Through this kind of crossing of disciplinary boundaries, I will bring my previous historical work (the volume covering 1780-1988) into the contemporary period. In doing so, I will raise it higher up the agendas both of literary and cultural studies – emphasising the utility of interdisciplinary humanities critical methodologies in an area until recently dominated by sociology – and of topical debate more broadly.

The work will importantly enable further enquiry into the new research agenda of Multicultural Textualities. Launched at a conference at Oxford University in 2012, I am one of six founding members of this research group and lead its active social media presence. Multicultural Textutalities defines new paradigms for literature, away from postcolonial, world, and global debates, emphasizing religious identity so as to set off a new trajectory within postcolonial studies’ concern to unpack the legacies of colonialism in discourses of secularism.
In sum, this risk-taking, interdisciplinary project will make an original contribution to knowledge of the highest significance and furthest reach.

Layman's description

Muslim Representations of Britain, 1988-Present is a major literary historical account of the development of fictional representations by Muslim-heritage authors over the last three decades. Grounded on close reading techniques supplemented by a version of Franco Moretti’s ‘distant reading’, the book will open with analysis of The Satanic Verses and the Rushdie affair. It will go on to trace the evolution of Muslim representations through sensationalist depictions following the Rushdie affair, to the burgeoning post-9/11, post-7/7 artistic interest in Islam.
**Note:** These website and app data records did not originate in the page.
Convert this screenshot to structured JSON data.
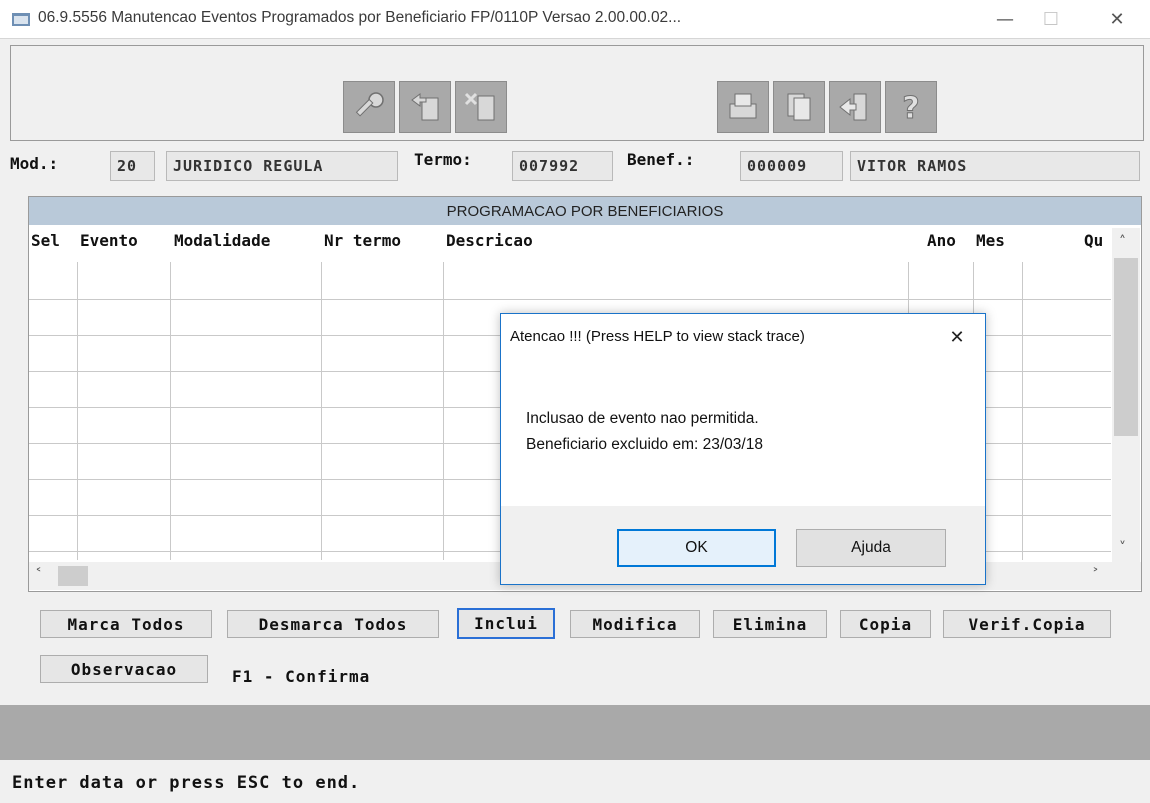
{
  "window": {
    "title": "06.9.5556 Manutencao Eventos Programados por Beneficiario FP/0110P Versao 2.00.00.02...",
    "minimize_glyph": "—",
    "maximize_glyph": "☐",
    "close_glyph": "✕"
  },
  "toolbar": {
    "icons": [
      "key-icon",
      "copy-record-icon",
      "delete-record-icon",
      "print-icon",
      "copy-icon",
      "exit-icon",
      "help-icon"
    ]
  },
  "info": {
    "mod_label": "Mod.:",
    "mod_code": "20",
    "mod_name": "JURIDICO REGULA",
    "termo_label": "Termo:",
    "termo_value": "007992",
    "benef_label": "Benef.:",
    "benef_code": "000009",
    "benef_name": "VITOR RAMOS"
  },
  "grid": {
    "title": "PROGRAMACAO POR BENEFICIARIOS",
    "columns": [
      "Sel",
      "Evento",
      "Modalidade",
      "Nr termo",
      "Descricao",
      "Ano",
      "Mes",
      "Qu"
    ],
    "rows": []
  },
  "buttons": {
    "marca_todos": "Marca Todos",
    "desmarca_todos": "Desmarca Todos",
    "inclui": "Inclui",
    "modifica": "Modifica",
    "elimina": "Elimina",
    "copia": "Copia",
    "verif_copia": "Verif.Copia",
    "observacao": "Observacao",
    "f1_hint": "F1 - Confirma"
  },
  "status": {
    "message": "Enter data or press ESC to end."
  },
  "dialog": {
    "title": "Atencao !!! (Press HELP to view stack trace)",
    "close_glyph": "✕",
    "line1": "Inclusao de evento nao permitida.",
    "line2": "Beneficiario excluido em:  23/03/18",
    "ok_label": "OK",
    "help_label": "Ajuda"
  },
  "colors": {
    "grid_header_bg": "#b9c9d9",
    "focus_border": "#0078d7",
    "status_bar": "#a9a9a9"
  }
}
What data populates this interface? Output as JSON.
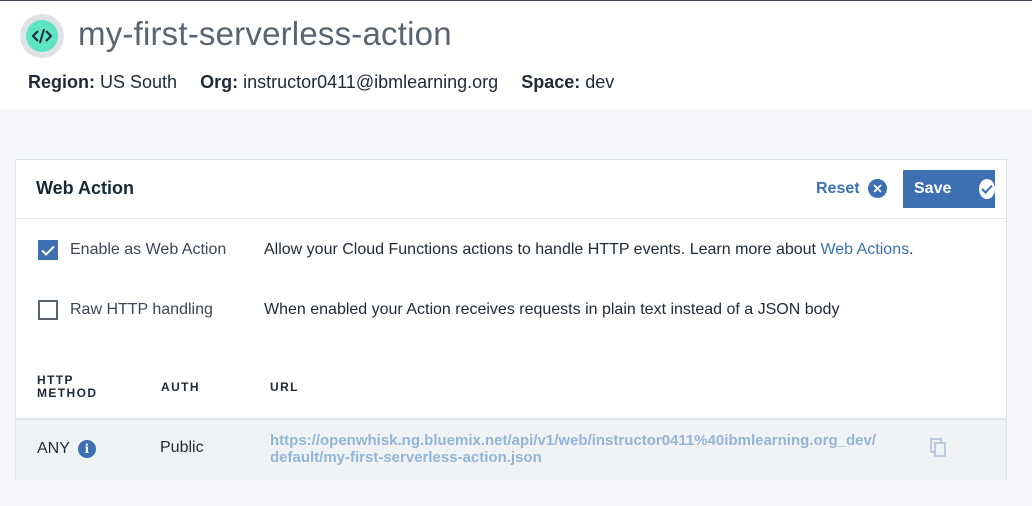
{
  "header": {
    "title": "my-first-serverless-action",
    "region_label": "Region:",
    "region_value": "US South",
    "org_label": "Org:",
    "org_value": "instructor0411@ibmlearning.org",
    "space_label": "Space:",
    "space_value": "dev",
    "logo_icon": "code-brackets-icon"
  },
  "card": {
    "title": "Web Action",
    "reset_label": "Reset",
    "save_label": "Save",
    "options": [
      {
        "label": "Enable as Web Action",
        "checked": true,
        "description": "Allow your Cloud Functions actions to handle HTTP events. Learn more about ",
        "link_text": "Web Actions",
        "suffix": "."
      },
      {
        "label": "Raw HTTP handling",
        "checked": false,
        "description": "When enabled your Action receives requests in plain text instead of a JSON body"
      }
    ],
    "table": {
      "headers": {
        "method_line1": "HTTP",
        "method_line2": "METHOD",
        "auth": "AUTH",
        "url": "URL"
      },
      "rows": [
        {
          "method": "ANY",
          "auth": "Public",
          "url": "https://openwhisk.ng.bluemix.net/api/v1/web/instructor0411%40ibmlearning.org_dev/default/my-first-serverless-action.json"
        }
      ]
    }
  },
  "colors": {
    "accent": "#3d70b2",
    "logo": "#5fe3c5",
    "url_text": "#94b4d6",
    "page_bg": "#f4f6f9"
  }
}
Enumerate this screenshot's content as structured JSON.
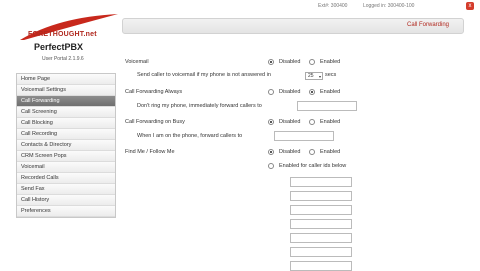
{
  "topbar": {
    "extension": "Ext#: 300400",
    "logged_in": "Logged in: 300400-100",
    "close": "x"
  },
  "logo": {
    "brand_line1": "FORETHOUGHT.net",
    "brand_line2": "PerfectPBX",
    "version": "User Portal 2.1.9.6"
  },
  "nav": {
    "items": [
      {
        "label": "Home Page"
      },
      {
        "label": "Voicemail Settings"
      },
      {
        "label": "Call Forwarding",
        "active": true
      },
      {
        "label": "Call Screening"
      },
      {
        "label": "Call Blocking"
      },
      {
        "label": "Call Recording"
      },
      {
        "label": "Contacts & Directory"
      },
      {
        "label": "CRM Screen Pops"
      },
      {
        "label": "Voicemail"
      },
      {
        "label": "Recorded Calls"
      },
      {
        "label": "Send Fax"
      },
      {
        "label": "Call History"
      },
      {
        "label": "Preferences"
      }
    ]
  },
  "page": {
    "title": "Call Forwarding",
    "voicemail": {
      "label": "Voicemail",
      "disabled": "Disabled",
      "enabled": "Enabled",
      "selected": "disabled",
      "sub_label": "Send caller to voicemail if my phone is not answered in",
      "seconds_value": "25",
      "seconds_unit": "secs"
    },
    "forward_always": {
      "label": "Call Forwarding Always",
      "disabled": "Disabled",
      "enabled": "Enabled",
      "selected": "enabled",
      "sub_label": "Don't ring my phone, immediately forward callers to"
    },
    "forward_busy": {
      "label": "Call Forwarding on Busy",
      "disabled": "Disabled",
      "enabled": "Enabled",
      "selected": "disabled",
      "sub_label": "When I am on the phone, forward callers to"
    },
    "find_me": {
      "label": "Find Me / Follow Me",
      "disabled": "Disabled",
      "enabled": "Enabled",
      "selected": "disabled",
      "enabled_for_callerids": "Enabled for caller ids below"
    }
  }
}
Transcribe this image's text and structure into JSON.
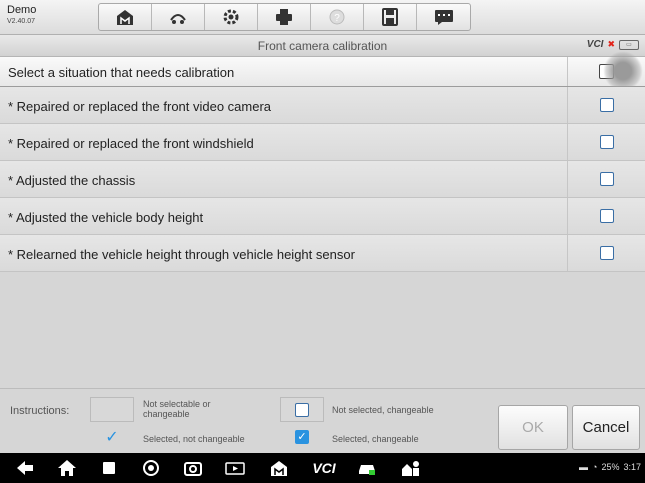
{
  "app": {
    "name": "Demo",
    "version": "V2.40.07"
  },
  "toolbar": {
    "buttons": [
      {
        "icon": "home-icon"
      },
      {
        "icon": "vehicle-swap-icon"
      },
      {
        "icon": "settings-gear-icon"
      },
      {
        "icon": "printer-icon"
      },
      {
        "icon": "help-icon"
      },
      {
        "icon": "save-icon"
      },
      {
        "icon": "data-log-icon"
      }
    ]
  },
  "titlebar": {
    "title": "Front camera calibration",
    "vci": "VCI"
  },
  "list": {
    "header": "Select a situation that needs calibration",
    "items": [
      {
        "label": "* Repaired or replaced the front video camera",
        "checked": false
      },
      {
        "label": "* Repaired or replaced the front windshield",
        "checked": false
      },
      {
        "label": "* Adjusted the chassis",
        "checked": false
      },
      {
        "label": "* Adjusted the vehicle body height",
        "checked": false
      },
      {
        "label": "* Relearned the vehicle height through vehicle height sensor",
        "checked": false
      }
    ]
  },
  "instructions": {
    "label": "Instructions:",
    "not_selectable": "Not selectable or changeable",
    "not_selected": "Not selected, changeable",
    "selected_not_changeable": "Selected, not changeable",
    "selected_changeable": "Selected, changeable",
    "ok": "OK",
    "cancel": "Cancel"
  },
  "status_bar": {
    "battery": "25%",
    "time": "3:17"
  },
  "colors": {
    "accent": "#2a93e0",
    "checkbox_border": "#3a6ea5"
  }
}
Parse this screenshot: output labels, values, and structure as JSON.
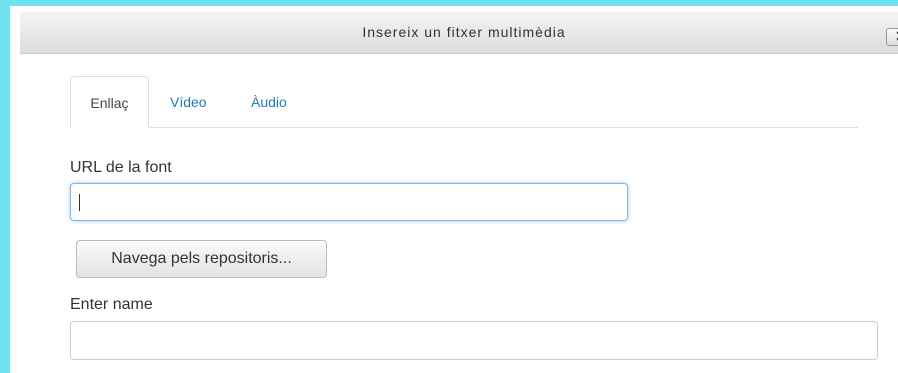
{
  "dialog": {
    "title": "Insereix un fitxer multimèdia",
    "close_label": "✕"
  },
  "tabs": [
    {
      "label": "Enllaç",
      "active": true
    },
    {
      "label": "Vídeo",
      "active": false
    },
    {
      "label": "Àudio",
      "active": false
    }
  ],
  "form": {
    "url_label": "URL de la font",
    "url_value": "",
    "browse_label": "Navega pels repositoris...",
    "name_label": "Enter name",
    "name_value": ""
  },
  "colors": {
    "frame_accent": "#6fe2f0",
    "link": "#1f7bb6",
    "focus_border": "#7ab7e8"
  }
}
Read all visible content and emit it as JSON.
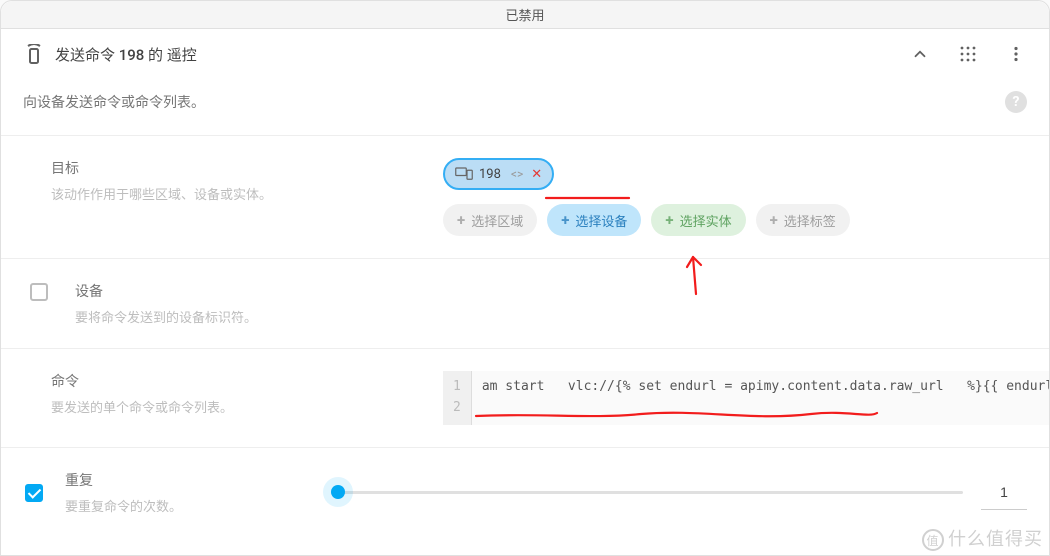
{
  "window_title": "已禁用",
  "header": {
    "title": "发送命令 198 的 遥控"
  },
  "description": "向设备发送命令或命令列表。",
  "target": {
    "label": "目标",
    "sub": "该动作作用于哪些区域、设备或实体。",
    "selected_device": "198"
  },
  "chips": {
    "area": "选择区域",
    "device": "选择设备",
    "entity": "选择实体",
    "tag": "选择标签"
  },
  "device": {
    "label": "设备",
    "sub": "要将命令发送到的设备标识符。"
  },
  "command": {
    "label": "命令",
    "sub": "要发送的单个命令或命令列表。",
    "lines": {
      "l1": "1",
      "l2": "2"
    },
    "code": "am start   vlc://{% set endurl = apimy.content.data.raw_url   %}{{ endurl }}"
  },
  "repeat": {
    "label": "重复",
    "sub": "要重复命令的次数。",
    "value": "1"
  },
  "watermark": "什么值得买"
}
Finally, it will explore the neglected materialist aspects of literary production, particularly publishing and marketing, in relation to Muslim writers.

Key findings

Starts in September and runs until 30 August 2018. No findings yet.
Effective start/end date1/09/2031/08/19


  • PR English literature